Work request: Search the material for "Financial" and copy each line in which it is found.

Supplied material:
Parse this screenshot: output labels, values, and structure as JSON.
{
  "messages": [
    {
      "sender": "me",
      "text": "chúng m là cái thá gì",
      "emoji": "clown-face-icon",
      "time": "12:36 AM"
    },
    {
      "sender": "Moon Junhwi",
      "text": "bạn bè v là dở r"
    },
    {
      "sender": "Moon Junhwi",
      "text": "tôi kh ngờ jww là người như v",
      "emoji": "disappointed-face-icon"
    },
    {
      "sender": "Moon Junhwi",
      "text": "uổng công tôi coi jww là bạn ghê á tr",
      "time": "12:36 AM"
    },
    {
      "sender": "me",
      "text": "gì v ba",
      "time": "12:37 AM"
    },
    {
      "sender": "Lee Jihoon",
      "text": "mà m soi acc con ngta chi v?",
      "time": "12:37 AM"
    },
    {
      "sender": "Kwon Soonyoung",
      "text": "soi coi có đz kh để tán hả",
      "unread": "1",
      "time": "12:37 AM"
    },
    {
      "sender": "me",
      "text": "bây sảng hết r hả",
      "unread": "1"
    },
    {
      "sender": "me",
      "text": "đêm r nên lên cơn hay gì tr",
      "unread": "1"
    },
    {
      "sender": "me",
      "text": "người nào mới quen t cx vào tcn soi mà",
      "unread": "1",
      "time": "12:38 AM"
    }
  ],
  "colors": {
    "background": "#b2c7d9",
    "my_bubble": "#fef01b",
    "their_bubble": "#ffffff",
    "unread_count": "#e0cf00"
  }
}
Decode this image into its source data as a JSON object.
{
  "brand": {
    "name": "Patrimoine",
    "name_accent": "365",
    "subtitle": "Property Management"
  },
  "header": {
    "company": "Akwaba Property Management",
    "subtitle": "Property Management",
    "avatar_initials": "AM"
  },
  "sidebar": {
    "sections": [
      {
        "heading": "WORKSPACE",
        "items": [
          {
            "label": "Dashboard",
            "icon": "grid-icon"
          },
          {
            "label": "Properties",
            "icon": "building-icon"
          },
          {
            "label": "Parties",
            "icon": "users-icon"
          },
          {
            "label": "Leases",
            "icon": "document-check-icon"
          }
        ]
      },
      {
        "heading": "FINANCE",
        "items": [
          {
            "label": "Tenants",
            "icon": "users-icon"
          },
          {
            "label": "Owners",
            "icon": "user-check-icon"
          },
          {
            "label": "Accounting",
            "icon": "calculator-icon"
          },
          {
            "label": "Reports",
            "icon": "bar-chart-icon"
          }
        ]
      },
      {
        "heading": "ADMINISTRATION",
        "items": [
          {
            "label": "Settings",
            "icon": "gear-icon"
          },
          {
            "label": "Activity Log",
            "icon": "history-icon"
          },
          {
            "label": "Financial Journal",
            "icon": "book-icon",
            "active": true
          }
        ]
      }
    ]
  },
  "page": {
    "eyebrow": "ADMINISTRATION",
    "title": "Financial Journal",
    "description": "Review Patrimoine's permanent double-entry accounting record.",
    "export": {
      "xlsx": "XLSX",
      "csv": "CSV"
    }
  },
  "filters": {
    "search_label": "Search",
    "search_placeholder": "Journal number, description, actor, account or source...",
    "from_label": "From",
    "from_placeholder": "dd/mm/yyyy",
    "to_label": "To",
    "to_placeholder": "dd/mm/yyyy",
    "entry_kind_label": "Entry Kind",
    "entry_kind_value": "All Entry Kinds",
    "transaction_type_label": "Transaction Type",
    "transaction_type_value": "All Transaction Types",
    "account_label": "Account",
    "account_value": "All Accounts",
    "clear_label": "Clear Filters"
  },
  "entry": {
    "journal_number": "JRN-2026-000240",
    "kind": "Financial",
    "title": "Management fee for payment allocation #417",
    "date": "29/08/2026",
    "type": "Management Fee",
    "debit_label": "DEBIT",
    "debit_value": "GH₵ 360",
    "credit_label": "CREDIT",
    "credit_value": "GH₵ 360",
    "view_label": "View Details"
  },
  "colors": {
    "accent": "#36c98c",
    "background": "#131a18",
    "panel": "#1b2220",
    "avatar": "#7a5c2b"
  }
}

Written solution:
            "label": "Financial Journal",
    "title": "Financial Journal",
    "kind": "Financial",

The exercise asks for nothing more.